Does Your School Need to Know Where Your Are 24/7 ?
By Devese Ursery of the Forum
“Big Brother” is now trying to make his way into the American School system. Educational institutions from elementary schools all the way up to the university level are implementing technologies and devices on student IDs in order to track a students every move. Scanners, smart chips, magnetic strips, and other types of proximity technology are being placed in student IDs. In most cases the student doesn’t even know. Not only is keeping a tab on someone without their knowledge or permission creepy and an invasion of privacy, but it is also against the law. Schools on all levels have tried to explain why this technology is a good idea.
One of the main objectives for schools is the security and safety of the students. The key to creating a safe campus is controlling who are in the campus buildings. Educational institutions and the companies that manufacture the proximity technology claim that the IDs will make for a safer campus. These type of IDs control access to certain areas on campus, such as computer labs, dorms, as well as athletic facilities. Scanner IDs can also be used for food service applications in the cafeteria as well as purchasing books and bookstore account management on campus. The student ID card is also being used as an efficient method of payment, both for students receiving refunds or scholarships from college and students using it like a debit card to purchase merchandise. Using a magnetic name badge or smart chip allows schools to use university student identification cards as stored-value debit cards for campus food service, the university bookstore, parking, campus laundry facilities and other on-campus venues which utilize retail ID card technology.

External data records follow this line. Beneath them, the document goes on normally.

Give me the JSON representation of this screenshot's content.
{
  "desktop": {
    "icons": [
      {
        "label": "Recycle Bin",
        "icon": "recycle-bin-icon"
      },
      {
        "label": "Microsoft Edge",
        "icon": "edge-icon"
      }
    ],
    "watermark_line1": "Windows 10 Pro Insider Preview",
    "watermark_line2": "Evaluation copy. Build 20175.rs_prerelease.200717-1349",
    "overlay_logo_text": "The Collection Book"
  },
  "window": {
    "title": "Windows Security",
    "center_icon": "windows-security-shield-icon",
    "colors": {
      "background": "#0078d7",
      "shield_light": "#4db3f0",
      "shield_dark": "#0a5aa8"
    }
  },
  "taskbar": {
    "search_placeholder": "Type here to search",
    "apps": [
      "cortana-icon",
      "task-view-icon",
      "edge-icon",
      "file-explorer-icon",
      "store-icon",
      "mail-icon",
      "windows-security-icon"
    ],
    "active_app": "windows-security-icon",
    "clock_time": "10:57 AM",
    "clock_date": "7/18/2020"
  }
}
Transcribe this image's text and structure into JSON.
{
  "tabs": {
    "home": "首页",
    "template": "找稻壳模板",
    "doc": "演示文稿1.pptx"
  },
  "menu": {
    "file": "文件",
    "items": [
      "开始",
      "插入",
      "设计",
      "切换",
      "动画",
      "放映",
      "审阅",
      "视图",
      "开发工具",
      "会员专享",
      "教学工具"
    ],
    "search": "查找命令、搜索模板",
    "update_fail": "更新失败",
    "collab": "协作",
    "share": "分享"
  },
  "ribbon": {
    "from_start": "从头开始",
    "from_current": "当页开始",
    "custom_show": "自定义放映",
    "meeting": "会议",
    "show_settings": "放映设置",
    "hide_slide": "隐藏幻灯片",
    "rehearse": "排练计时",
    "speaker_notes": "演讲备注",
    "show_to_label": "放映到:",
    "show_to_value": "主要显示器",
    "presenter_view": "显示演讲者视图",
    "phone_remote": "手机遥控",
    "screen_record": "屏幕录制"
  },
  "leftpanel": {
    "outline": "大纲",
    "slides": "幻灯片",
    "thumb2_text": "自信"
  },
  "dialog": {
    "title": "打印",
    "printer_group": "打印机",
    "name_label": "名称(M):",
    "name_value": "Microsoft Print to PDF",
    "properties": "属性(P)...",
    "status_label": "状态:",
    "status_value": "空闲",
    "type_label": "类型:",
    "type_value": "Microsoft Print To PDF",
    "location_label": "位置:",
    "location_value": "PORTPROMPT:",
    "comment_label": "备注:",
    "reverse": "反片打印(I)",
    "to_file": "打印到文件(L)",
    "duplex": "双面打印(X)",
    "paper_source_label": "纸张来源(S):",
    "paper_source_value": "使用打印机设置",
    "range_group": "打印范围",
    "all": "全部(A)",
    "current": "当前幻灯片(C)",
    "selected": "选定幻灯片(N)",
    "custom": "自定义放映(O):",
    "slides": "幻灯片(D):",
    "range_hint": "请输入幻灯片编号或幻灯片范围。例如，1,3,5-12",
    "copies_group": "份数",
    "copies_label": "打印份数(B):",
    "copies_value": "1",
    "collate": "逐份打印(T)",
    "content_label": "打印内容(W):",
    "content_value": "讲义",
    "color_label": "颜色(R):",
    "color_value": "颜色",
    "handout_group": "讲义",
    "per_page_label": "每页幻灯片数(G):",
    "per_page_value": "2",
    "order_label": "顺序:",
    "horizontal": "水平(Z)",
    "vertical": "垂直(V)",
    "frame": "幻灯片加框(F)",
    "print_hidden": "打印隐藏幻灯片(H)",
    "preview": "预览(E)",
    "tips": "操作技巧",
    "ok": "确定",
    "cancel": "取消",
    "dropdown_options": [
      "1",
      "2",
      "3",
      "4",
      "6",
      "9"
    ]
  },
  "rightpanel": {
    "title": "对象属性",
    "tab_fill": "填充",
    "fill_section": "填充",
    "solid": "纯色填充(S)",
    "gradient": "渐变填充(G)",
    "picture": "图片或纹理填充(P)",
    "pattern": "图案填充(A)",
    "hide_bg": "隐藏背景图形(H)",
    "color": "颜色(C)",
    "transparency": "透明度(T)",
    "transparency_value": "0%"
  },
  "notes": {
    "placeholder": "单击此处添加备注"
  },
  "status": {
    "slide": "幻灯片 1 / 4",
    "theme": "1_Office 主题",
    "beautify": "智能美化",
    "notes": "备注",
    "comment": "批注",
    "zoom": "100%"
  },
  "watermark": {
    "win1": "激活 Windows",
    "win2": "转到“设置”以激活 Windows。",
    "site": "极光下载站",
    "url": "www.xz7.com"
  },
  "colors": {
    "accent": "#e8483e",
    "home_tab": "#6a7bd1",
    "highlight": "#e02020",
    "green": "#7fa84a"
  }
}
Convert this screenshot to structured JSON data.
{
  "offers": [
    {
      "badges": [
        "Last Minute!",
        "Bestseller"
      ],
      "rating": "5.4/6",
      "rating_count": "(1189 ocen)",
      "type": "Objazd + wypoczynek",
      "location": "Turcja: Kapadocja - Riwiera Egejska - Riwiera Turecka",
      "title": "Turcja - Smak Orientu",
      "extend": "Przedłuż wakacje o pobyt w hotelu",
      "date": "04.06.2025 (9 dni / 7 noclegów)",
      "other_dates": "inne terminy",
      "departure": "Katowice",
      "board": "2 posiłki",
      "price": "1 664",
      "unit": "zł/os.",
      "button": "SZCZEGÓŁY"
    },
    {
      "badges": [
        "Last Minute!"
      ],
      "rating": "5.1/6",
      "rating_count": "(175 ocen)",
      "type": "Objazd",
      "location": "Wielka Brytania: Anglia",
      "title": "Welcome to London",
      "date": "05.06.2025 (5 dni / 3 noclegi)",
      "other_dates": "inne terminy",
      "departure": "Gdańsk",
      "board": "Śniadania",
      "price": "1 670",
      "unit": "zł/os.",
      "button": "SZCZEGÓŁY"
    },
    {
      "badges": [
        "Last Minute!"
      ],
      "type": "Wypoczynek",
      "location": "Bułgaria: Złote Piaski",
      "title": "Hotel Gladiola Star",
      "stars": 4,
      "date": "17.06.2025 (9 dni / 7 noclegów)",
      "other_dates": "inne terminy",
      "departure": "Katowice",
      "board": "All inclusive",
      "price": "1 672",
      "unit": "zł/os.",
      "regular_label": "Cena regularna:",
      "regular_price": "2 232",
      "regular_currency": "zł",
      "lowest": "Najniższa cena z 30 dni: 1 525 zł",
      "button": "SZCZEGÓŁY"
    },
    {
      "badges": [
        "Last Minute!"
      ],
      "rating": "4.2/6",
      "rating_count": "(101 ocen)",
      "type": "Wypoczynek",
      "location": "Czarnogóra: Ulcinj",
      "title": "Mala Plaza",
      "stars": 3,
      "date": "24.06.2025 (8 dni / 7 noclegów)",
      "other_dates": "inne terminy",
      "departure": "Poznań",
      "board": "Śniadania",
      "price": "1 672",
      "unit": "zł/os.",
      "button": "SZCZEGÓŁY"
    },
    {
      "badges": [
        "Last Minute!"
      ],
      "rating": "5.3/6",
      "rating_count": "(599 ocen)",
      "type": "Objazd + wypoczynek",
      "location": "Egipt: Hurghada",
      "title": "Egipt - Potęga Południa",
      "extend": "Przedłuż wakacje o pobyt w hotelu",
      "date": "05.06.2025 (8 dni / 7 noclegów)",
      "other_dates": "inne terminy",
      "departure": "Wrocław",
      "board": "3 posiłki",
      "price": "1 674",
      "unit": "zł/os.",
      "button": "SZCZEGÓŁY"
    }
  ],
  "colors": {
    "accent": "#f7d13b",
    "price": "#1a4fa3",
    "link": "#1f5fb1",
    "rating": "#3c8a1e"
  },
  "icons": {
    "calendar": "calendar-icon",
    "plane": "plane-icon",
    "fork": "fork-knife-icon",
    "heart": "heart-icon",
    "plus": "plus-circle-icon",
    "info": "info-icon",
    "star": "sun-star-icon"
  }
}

Beginning August 27, 2012, two schools in San Antonio, Texas, Jay High School and Jones Middle School are planning to monitor over 4,000 students using RFID (radio frequency identification) microchipped identification cards. RFID is a controversial technology that uses tiny microchips to track items from a distance. The school’s reasoning to implement RFID tracking technologies are outlined as goals to increase safety and attendance. This “Orwellian” solution is to be used to deter habitual truant children from skipping school. “It allows them to get caught easier,” said Maryland Delegate Doyle Niemann (D-Prince George’s), who recently co-sponsored legislation in the house that would use electronic surveillance as part of a broader truancy reduction plan. The truancy effort is called a “pilot program,” a first-of-its-kind experiment that will cost $400, 000 to keep track of about 660 students a year.
Although there are many advantages to this technology, there are also disadvantages, as well. All throughout history, the advancement in technology has been used to move society forward and during that time it has always been someone smart enough to molest that technology and use it for selfish and malicious reasons. A major issue with these types of IDs is security. Tech savvy criminals can steal a person’s identity and wipe out their entire bank account with one swipe. These new type of IDs might be beneficial, but they are also very expensive. Physical damage, such as scratches to the magnetic strip, or where the barcode is situated could cause the ID card to be unreadable. Circumstances like unusual changes in electrical voltage, extreme heat or exposure to strong UV rays can likewise erase or change information from smart cards.
As technology proceeds to advance at an alarming rate there will continue to be advantages and disadvantages. Whose responsibility is it to regulate and be the gatekeeper of technology that is growing faster and becoming more complex?